Problem 1: Film coming off when removing top mylar for development
Cause & Trearment: Moisture is not being removed from film after water lamination. Make sure film is squeegeed evenly and firmly. A climate controlled room is strongly recommended. Use a blown heater or hairdryer to remove moisture from film and improve adhesion. If you are not able to get plate surface up to 180ºF then dry the plate for much longer time than recommended. Humidity in shop may also be too high, relative humidity should be 65% or lower. Plates can be dried overnight without heat in proper humidity.

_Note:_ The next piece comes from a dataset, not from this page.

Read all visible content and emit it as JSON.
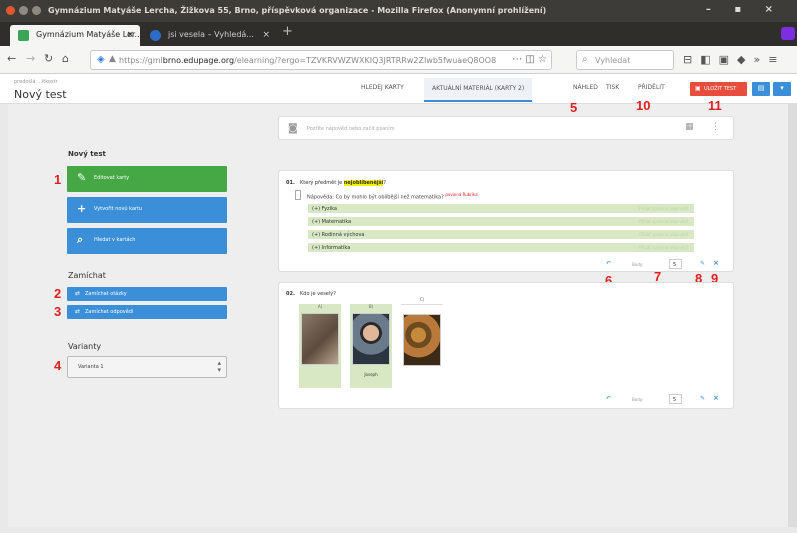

It is a good idea to laminate several plates at one time and dry overnight for exposure the next day as this saves time and energy. A wet-dry bulb hygrometer is highly recommeded to monitor relative humidity in the shop. Try dry lamination if the problem is persistent.
Problem 2: White, cloudy spots forming under film after lamination
Cause & Trearment: Usual cause is the film has not fully dried due to high humidity, see Problem 1. Try dry lamination if the problem is persistent. Impurities on the plate or lamination water may also be to blame. 1. Use distilled water for lamination. If using paper towels on clean copper, Bounty is preferred to other brands because it is chemically free. Powdered cleansers and contaminants not rinsed fully are also possibly to blame, check humidity first. If problem persists and humidity has been ruled out, eliminate powdered clenser and switch to a good metal polish, followed by a high strength degreaser such as TSP, Tri Sodium Phosphate/90. Do not use cleaners with orange oil or D-limonene. DO NOT SAND YOUR PLATES. Sanding plates makes microscopic valleys and ridges that can trap cleaners and prevent Puretch from adhering because it may not let Puretch reach the valleys. This method only works for thicker films and is not recommended for Puretch. Sanding plates creates too much plate tone and can also negatively affect resolution fidelity because the surface is roughened and may refract light during exposure.
Problem 3: Not able to etch small dots in hilghights
Cause & Trearment:
Problem 4: Film breaking down during development
Cause & Trearment: Exposure may be too short, use a Stouffer to determine correct exposure, do not adjust development time, always keep this standard and adjust exposure. If exposure has been ruled out then usually the film has not dried fully after laminating it to the plate with water. The mylar may remove properly but areas that should remain on the plate will swell during development and eventually come off. The film needs to be dried longer. See problem 1.
Problem 5: Plate not biting evenly, streaky or splotchy
Cause & Trearment:
Problem 6: Film not adhering at edges of plate
Cause & Trearment: Do not bevel plates before lamination. A slight burr from shear may cause an air pocket at edge, carefully knock this off with a scraper or file without over beveling. Clean back of plates around edges to keep grease, etc from creeping in at edges. Always trim film from front side of plate with very sharp blade. Do not prop plates on edge for drying, this can cause delamming at that edge, dry flat instead.
Problem 7: Small holes in film and etch
Cause & Trearment: Dust and dirt particles in lamination or exposing unit. Clean glass in contact frame on both sides with razor blade and glass cleaner. Always work in a clean, dust free lamination room. Use a dust roller on plate prior to spray and lamination. Inspect plate and retouch pinholes with paint marker or asphaltum prior to etching.
Problem 8: Film is not exposing and developing like it was previously
Cause & Treatment: Film may be old or stored improperly. Puretch has a one year shelf life, check date of purchase. Store film in black bag in the box between 40 and 70ºF and between 30% and 65% humidity. The shelf life may be extended beyond a year if it is stored in the cooler temps within this range. If you do timed exposures and don't use a light integrator, your light source may have weakened. Do a Stouffer test to determine how film is responding and make necessary adjustments.